Why leaders need to embrace their inner salesperson...
Great salespeople don't fit the cliche stereotype of a salesperson. They never come across as pushy or insincere. Instead, excellent salespeople are curious, great listeners, and skilled communicators. Sound familiar? These are all the essential traits of strong leaders.
Leaders are in the business of selling, too. They may not directly convince people to buy a product, but they inspire those around them to buy into something – to be effective, they need to "sell" their ideas, visions, and goals.
Yes, you're in sales.
It might come as a shock, but embracing your inner salesperson can be a game-changer as you become a stronger leader. Let's face it: nobody really wants to feel like the stereotypical salesperson, but no one would like to feel like a stereotypical pushy leader either. In both cases, the "secret" to success is not to act aggressively but to find a way to connect authentically.
Leaders are in a constant state of selling their ideas and strategies. It's true whether they're guiding their team (selling down), persuading superiors (selling up), or collaborating with peers (selling laterally). They find the right blend of persuasion and motivation for every audience.
Selling up, down, and sideways
Selling down to your team is the most straightforward concept to understand– you're working on getting your team on board with your vision.
Selling up is a different ball game. Have you ever tried to convince your parents to let you borrow the car? You need to present it in a way that aligns with your superior’s priorities. (Dad, if I just drive, you can stay home and watch the game and won’t have to drop me off.)
Lastly, there's selling laterally to your peers. Selling to your teammates fosters a more collaborative and enthusiastic team.
In each case, you use your sales skills to get buy-in, create excitement, and drive action. You take into account who you need to reach and tailor your pitch to what resonates with them.
Sales skills in leadership settings
There are many skills that both great leaders and great salespeople possess, one of the most important being the ability to motivate others. Whether selling or leading, you have to be able to get people excited enough to act.
There's also listening – a skill that doesn't get enough credit in any situation. In sales, you listen to what the customer isn't saying just as much as what they are. The same goes for leadership. Being able to tune into your team's unspoken concerns or ideas and addressing it is a game-changer.
Have you ever been on the receiving end of a bad sales pitch? Despite your hesitations or objections, the seller keeps plowing through, leaving you in an uncomfortable situation. Leaders who don't have buy-in but keep insisting on marching forward put the people around them in the same boat.
Lastly, as we briefly mentioned above, there's the art of adapting your message for your audience. Great salespeople are like chameleons; they know how to tweak their pitch to resonate with different customers. In leadership, it's about knowing your team and tailoring your communication to connect with each person. It's never a one-size-fits-all message.
Communicating to Convince and Align
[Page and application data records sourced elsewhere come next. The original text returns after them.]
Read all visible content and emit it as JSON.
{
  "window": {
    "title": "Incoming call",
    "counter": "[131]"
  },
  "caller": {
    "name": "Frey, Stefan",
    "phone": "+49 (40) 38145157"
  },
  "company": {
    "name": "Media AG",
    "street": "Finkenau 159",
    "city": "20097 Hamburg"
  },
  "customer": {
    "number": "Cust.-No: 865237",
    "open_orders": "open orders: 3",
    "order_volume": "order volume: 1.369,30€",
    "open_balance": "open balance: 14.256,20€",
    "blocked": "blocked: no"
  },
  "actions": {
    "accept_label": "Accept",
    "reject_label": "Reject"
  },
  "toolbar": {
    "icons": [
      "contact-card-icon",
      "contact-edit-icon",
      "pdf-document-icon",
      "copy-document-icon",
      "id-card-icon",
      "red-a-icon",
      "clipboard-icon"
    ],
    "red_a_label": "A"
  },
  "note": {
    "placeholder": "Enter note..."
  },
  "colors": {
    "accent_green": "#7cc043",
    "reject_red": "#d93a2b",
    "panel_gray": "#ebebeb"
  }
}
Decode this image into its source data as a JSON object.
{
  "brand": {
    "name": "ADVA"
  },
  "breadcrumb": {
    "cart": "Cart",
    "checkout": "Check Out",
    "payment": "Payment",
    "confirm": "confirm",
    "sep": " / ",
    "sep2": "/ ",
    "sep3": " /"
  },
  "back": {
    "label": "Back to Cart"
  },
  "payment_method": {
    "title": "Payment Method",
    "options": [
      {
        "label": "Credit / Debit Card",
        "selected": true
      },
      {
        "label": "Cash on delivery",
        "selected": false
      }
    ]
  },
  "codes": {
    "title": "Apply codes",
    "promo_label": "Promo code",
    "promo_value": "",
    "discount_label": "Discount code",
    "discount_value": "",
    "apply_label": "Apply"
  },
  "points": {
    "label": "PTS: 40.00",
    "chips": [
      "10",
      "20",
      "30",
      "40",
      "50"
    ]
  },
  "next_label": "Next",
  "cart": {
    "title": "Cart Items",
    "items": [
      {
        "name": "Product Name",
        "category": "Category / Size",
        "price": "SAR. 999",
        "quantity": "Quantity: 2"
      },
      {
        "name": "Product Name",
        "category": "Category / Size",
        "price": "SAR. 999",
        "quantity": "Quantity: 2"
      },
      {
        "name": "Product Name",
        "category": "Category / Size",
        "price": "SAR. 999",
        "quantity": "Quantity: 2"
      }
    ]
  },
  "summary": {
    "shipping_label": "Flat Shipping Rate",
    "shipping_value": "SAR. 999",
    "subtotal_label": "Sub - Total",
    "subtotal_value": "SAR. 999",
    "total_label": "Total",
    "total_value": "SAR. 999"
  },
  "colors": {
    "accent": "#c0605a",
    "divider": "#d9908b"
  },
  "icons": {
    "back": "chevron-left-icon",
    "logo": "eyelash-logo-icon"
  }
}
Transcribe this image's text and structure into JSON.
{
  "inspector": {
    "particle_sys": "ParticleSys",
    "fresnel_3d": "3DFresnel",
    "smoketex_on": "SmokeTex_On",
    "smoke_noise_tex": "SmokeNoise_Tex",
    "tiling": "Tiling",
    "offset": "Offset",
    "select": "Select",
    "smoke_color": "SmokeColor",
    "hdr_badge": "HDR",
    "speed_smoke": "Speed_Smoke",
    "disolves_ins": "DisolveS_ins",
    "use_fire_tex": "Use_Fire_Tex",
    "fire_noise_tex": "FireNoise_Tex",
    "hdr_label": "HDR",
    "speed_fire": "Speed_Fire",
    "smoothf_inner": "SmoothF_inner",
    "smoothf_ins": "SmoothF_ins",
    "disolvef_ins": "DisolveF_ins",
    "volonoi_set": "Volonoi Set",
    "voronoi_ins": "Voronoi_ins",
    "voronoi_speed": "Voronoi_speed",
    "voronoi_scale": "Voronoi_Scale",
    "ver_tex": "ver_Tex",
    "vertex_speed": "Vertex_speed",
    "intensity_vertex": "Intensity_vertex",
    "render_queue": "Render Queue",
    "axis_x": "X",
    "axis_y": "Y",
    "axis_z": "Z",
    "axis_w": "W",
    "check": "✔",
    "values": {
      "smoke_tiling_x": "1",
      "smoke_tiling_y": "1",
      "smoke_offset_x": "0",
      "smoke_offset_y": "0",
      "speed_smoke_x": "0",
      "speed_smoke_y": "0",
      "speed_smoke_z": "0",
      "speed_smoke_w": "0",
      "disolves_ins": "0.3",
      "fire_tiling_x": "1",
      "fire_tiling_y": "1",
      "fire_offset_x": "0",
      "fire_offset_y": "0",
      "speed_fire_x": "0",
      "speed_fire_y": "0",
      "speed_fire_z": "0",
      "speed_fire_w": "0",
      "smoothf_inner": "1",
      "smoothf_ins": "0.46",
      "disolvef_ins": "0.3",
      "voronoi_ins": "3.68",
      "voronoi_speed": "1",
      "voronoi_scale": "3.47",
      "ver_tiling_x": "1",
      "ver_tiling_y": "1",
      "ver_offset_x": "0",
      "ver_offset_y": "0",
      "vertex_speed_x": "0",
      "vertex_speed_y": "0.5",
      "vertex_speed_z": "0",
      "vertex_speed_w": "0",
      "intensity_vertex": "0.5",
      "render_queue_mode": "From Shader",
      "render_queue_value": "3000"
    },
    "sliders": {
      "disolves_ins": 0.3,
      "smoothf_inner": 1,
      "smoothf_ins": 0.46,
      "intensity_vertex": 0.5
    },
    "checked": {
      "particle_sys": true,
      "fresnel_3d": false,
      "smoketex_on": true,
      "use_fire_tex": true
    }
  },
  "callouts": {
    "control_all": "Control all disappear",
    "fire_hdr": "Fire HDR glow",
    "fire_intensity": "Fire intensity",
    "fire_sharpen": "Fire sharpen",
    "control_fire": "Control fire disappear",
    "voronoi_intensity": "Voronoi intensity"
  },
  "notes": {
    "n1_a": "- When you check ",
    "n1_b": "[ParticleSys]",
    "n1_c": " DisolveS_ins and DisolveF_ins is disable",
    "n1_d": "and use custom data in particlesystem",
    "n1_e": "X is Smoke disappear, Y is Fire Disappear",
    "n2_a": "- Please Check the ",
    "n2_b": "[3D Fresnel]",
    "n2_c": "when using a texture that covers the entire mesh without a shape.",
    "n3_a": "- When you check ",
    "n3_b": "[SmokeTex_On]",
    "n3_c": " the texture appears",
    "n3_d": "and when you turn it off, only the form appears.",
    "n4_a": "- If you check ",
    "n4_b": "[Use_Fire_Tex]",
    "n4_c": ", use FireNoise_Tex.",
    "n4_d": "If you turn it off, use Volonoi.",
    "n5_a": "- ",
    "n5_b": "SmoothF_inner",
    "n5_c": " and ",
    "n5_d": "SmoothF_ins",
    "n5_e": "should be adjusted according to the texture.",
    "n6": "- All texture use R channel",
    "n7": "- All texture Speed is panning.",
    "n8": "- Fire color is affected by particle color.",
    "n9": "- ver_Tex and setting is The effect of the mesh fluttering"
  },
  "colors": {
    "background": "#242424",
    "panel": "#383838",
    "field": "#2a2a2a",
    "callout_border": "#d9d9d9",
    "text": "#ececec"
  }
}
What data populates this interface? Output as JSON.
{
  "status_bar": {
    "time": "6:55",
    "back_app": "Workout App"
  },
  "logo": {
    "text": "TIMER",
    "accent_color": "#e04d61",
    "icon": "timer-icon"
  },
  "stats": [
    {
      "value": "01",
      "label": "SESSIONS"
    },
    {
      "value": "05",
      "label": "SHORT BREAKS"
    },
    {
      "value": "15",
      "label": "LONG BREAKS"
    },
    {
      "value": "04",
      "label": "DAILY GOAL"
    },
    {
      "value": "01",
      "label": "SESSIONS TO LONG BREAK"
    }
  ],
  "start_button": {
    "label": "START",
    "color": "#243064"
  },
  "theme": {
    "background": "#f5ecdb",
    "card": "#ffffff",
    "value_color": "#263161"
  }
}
Beyond motivating, listening, and adapting a pitch, we also see great salespeople and strong leaders excel in aligning. Just as salespeople allow consumers to imagine how their lives will be improved with their product, experienced leaders can paint a compelling picture of their vision.
Have you witnessed a manager who has decided they didn't need to "sell" their ideas because they were “the boss”? Teams in those scenarios often act out of obligation rather than belief in the vision. These employees can become unengaged, and getting to the final product takes much more effort.
Instead, we see the strongest leaders don't operate with a mindset of authority. They lead by influence, not by mandate. They use their skills to engage and inspire the team to embrace their vision. Influential leaders understand, connect, and empathize with their team, framing their ideas in a way that encourages active participation.
Strong leaders align objectives with visions and ensure everyone sees how their role fits the bigger picture. Just as a great salesperson starts by listening to a customer’s unique needs to find the right solution, great leaders work with their teams to build their projects on a foundation of mutual respect and shared goals.
Embrace your inner salesperson
Adopting a sales perspective can transform how you lead. And by integrating these sales skills into your approach, you can become a more dynamic and effective leader. I encourage you to redefine what it means to 'sell' – you're not pushing a product but sharing a vision and inspiring, uniting, and driving your team toward success.
Looking to bring more sales skills to your team? I’m rolling out a new workshop where participants will learn and practice adopting these powerful sales skills into their leadership process. Schedule a call to explore how we can integrate sales skills into your leadership style.